The piecemeal publishing of books," observes R. M. Wiles, "was well established a hundred years before Dickens put pen to paper."3 Early serial publications were generally of five kinds: fascicle issue, cheap part reprints, [51/52] newspapers and magazines, installment fiction, and series. Most visible, though probably not most common, were long, expensive books — dictionaries such as Johnson's, encyclopedias such as Chambers's, histories such as Smollett's — issued in fascicles periodically as printed to subscribers or to booksellers for retail sale. The first leaf of each gathering, or the dust wrapper, would have the special signature of that fascicle. A part might end in mid-chapter, mid-paragraph, even mid-sentence, the catchword for the next part dangling below the final line. When all the gatherings were printed and distributed, the buyer would take the fascicles to his bookseller or bookbinder to be appropriately encased. Some customers were wealthy, and had their own binding styles for their gentlemen's libraries. But others might be less affluent: number books sold for as little as a farthing a part. The advertisements repeatedly insist that "the Design of publishing Books in this manner Weekly is to lighten the Expence of them" (Wiles 10.)
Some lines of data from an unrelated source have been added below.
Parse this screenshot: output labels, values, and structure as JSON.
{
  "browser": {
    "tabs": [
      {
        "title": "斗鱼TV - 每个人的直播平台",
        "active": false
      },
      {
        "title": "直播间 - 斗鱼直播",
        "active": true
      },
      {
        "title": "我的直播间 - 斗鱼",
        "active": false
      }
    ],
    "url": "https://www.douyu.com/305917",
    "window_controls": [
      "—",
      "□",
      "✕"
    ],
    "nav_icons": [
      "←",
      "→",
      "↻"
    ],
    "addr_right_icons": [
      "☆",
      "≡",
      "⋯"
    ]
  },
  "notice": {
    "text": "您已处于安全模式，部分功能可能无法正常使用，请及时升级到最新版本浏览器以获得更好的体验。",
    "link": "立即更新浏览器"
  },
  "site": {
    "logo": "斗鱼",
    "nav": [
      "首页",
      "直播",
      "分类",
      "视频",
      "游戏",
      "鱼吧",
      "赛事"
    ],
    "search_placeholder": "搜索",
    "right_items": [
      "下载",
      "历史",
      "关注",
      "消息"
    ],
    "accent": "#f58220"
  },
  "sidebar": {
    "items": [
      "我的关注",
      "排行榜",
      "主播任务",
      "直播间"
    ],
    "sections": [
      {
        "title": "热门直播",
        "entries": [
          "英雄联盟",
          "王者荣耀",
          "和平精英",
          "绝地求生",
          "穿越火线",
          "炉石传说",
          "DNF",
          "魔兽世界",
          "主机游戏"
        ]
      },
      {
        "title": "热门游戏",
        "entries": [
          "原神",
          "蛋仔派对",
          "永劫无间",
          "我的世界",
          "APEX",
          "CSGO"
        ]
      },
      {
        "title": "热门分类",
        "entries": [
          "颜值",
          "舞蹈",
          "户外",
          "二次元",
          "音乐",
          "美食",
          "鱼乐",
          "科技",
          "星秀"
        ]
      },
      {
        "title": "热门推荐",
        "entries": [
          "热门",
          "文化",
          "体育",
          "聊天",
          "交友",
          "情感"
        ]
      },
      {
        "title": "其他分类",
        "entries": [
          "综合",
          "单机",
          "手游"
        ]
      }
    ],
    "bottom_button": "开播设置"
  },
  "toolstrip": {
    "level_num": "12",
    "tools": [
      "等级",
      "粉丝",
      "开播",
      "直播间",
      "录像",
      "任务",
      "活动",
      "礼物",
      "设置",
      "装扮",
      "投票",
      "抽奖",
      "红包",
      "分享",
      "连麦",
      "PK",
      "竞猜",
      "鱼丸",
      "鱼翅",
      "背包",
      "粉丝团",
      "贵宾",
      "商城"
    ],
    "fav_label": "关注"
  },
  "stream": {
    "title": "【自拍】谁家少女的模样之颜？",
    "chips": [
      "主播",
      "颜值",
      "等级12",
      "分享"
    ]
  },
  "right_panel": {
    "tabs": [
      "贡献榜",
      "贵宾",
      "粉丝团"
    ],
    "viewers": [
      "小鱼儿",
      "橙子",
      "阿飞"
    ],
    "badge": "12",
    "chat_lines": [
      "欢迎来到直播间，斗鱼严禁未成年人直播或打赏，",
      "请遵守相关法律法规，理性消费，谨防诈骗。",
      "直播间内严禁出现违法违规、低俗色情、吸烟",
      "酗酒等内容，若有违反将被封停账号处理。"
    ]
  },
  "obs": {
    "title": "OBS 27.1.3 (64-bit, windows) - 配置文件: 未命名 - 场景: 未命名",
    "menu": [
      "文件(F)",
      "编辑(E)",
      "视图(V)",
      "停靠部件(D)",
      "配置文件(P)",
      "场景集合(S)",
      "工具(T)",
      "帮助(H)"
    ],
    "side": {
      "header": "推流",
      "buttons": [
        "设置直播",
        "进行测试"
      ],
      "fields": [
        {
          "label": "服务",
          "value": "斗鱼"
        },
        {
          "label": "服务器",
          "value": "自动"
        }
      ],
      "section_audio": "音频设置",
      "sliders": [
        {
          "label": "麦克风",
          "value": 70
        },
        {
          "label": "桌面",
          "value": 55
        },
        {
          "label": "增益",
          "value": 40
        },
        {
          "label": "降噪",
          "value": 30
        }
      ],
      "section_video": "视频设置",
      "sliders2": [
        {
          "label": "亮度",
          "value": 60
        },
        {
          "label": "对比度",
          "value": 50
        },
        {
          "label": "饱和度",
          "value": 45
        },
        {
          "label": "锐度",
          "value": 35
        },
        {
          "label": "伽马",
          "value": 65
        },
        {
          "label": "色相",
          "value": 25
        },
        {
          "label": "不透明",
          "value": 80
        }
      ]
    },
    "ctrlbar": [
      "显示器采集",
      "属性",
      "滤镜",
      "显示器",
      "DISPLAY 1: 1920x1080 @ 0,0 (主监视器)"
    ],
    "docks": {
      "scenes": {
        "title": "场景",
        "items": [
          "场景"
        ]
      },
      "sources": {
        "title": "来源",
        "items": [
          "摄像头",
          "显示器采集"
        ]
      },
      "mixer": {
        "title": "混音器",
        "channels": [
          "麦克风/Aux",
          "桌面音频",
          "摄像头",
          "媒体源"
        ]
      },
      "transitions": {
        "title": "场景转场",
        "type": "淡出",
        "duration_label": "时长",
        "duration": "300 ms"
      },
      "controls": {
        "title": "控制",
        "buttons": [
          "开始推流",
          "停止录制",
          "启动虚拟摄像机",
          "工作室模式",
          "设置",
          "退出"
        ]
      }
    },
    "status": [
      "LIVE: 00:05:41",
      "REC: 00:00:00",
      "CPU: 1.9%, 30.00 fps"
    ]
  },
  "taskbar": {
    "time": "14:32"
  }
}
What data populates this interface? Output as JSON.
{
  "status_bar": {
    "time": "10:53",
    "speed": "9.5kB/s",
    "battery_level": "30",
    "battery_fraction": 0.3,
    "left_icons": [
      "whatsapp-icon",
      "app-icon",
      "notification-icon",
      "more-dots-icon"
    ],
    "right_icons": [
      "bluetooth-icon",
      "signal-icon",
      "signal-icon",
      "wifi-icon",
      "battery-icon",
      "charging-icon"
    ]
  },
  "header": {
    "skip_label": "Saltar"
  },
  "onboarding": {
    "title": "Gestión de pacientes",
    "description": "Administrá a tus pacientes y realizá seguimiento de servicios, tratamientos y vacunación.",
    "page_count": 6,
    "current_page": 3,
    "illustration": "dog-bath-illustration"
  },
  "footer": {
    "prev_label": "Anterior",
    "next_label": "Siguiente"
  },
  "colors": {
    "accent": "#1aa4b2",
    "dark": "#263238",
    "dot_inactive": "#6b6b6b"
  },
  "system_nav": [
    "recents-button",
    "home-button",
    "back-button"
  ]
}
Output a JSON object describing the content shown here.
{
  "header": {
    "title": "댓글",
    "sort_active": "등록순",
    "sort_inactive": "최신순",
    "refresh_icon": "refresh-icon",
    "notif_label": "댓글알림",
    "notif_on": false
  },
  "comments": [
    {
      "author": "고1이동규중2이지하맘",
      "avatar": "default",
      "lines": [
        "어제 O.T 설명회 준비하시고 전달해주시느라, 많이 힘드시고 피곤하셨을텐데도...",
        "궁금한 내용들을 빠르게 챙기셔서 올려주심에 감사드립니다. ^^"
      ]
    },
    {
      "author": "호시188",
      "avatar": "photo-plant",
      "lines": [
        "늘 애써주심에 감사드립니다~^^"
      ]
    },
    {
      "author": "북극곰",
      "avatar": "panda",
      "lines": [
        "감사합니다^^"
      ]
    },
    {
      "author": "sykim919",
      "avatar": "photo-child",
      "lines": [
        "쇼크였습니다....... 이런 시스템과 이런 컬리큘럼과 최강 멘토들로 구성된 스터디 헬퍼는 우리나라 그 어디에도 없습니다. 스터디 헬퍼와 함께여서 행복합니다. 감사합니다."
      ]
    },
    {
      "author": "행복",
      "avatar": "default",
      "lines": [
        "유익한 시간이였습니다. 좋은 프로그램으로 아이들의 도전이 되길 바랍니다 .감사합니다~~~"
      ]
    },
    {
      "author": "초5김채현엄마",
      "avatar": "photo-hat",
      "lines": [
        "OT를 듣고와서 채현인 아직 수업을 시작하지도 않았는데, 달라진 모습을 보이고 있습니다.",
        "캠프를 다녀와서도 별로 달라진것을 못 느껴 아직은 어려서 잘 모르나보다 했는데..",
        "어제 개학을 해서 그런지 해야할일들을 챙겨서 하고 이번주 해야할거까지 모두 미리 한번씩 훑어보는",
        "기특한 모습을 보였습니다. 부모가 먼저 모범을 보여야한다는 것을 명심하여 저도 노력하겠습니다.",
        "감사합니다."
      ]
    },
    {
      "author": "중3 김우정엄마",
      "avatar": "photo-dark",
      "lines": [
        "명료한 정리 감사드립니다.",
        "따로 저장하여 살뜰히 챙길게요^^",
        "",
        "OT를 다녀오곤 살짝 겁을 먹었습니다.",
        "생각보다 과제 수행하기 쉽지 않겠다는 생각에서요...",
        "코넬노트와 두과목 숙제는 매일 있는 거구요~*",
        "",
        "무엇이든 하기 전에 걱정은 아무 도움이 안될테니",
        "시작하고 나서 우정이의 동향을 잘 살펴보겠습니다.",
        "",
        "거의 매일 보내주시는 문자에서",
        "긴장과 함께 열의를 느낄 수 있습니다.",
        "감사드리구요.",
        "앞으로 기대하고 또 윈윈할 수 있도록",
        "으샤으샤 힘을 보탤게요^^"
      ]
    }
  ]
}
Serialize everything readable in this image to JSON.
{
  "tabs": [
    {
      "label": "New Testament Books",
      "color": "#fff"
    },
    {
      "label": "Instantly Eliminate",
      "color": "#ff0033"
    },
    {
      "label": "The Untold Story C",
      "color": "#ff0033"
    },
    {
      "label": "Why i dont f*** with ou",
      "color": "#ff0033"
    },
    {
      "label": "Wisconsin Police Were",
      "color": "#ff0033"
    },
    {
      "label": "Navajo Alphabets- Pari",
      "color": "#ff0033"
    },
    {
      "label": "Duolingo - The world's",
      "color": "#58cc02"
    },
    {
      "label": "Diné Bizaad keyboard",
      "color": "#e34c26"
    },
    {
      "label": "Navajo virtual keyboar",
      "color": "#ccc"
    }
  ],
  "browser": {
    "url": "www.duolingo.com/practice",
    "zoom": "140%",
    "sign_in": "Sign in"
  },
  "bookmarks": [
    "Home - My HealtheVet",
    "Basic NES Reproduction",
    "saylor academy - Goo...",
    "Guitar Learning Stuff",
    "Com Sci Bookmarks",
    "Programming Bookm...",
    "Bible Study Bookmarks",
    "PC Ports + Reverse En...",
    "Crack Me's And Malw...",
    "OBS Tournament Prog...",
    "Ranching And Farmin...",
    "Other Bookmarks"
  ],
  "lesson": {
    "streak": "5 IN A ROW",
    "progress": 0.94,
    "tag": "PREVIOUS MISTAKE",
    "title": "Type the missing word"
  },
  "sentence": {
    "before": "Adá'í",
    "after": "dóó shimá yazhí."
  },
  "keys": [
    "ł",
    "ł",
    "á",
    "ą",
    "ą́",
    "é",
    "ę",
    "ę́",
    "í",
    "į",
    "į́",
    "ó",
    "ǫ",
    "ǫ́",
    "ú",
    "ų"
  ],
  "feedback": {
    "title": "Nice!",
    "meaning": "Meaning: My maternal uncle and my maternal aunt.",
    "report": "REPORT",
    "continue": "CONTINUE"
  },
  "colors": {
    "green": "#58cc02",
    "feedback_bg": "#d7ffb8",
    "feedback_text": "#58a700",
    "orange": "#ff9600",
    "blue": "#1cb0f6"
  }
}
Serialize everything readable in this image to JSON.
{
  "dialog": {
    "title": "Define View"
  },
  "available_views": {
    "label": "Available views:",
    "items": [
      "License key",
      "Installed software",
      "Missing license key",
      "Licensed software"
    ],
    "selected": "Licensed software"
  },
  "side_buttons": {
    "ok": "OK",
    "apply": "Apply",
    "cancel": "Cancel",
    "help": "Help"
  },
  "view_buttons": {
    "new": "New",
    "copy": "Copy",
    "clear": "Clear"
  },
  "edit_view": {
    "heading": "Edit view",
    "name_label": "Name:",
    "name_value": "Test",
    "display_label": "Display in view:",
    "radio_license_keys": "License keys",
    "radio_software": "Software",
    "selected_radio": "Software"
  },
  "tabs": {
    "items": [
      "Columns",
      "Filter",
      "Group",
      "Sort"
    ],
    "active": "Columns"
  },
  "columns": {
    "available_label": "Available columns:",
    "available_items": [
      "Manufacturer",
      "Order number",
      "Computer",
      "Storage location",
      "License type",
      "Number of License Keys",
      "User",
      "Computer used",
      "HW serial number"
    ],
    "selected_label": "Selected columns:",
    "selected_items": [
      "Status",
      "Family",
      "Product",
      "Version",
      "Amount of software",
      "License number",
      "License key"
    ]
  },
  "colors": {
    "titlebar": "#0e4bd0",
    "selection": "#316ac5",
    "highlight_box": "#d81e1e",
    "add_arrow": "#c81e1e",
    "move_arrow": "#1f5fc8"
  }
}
Though the relationship between cheap books and a wider reading public is undoubtedly reciprocal, there is no doubt that the availability of a number books encouraged reading.5 It became possible, even easy, for middle and lower class Englishmen to buy and read books, and the range of their interests was enormous: biographies, translations, collections of songs, jest books, and treatises on mathematics, topography, astronomy, architecture, officinal herbs, painting, and calligraphy (Wiles 238). Prior to 1725 only a score of books was issued in consecutive parts; the boom began around 1732, and continued throughout the rest of the century.

After 1732, publishers tended to the weekly, rather than monthly, issue, lowering costs and increasing cash flow. Regularity of purchase, a key to the success of serial publication, was encouraged by every possible means. On those rare occasions when some unavoidable delay occurred, proprietors usually inserted an elaborate notice in newspapers, or carried some announcement within the shop or the window. Advertisement was an integral part of selling serials: the first notices "had to be detailed, explicit, and if possible enticing," in order to establish the habit of buying (Wiles 207). The most exciting features of the work were stressed, as in modern movie posters.8 John Wilford’s announcement of the third number of Select Trials at the Sessions-House in the Old Bailey (1734), issued in 6d. fortnightly numbers, proclaimed:

This Number . . . contains the remarkable Trials of George Duffus for Sodomy; Mary Harvey and Ann Parker for privately stealing Money from Dr. Kassel; Butler Fox for robbing Sir Edward Lawrence on the Highway . . .; Christopher Kraft for ravishing Sarah Pearse; George Nicholas for forging a Bank Note; James Shaw and Richard Norton for Robbery & Murder, &c. Ibid., p. 207, from The Daily Advertiser for May 11, 1734.

Descriptive details of the contents were often set forth in eye-catching type on the covers or dust wrappers; sometimes the whole prospectus was reproduced. Anything that would bring the potential customer into the store to buy the first few numbers might be tried: there is an apocryphal story, that over twenty thousand copies of Smollett's History of England were sold because the publisher tipped every parish clerk in the kingdom a hall-crown to scatter prospectuses in the pews.9

Though parts publication was sometimes "a paltry money-grubbing enterprise undertaken by a handful of book pirates on the outer fringes of the publishing business" (Wiles 4.) there were also eminently respectable publishers; and fine editions of important works were distributed to a much wider readership than were the single-volume bound versions.11 For the publishers, who sometimes combined into "congers" to bear costs and share the profits of a particularly expensive work, the rewards could be enormous.12 Seldom did the authors or translators benefit from these huge profits, however; most had sold their copyrights outright, or were already dead.​

Victorian Web Literature Charles Dickens Pickwick Papers Overview

Last modified 22 May 2013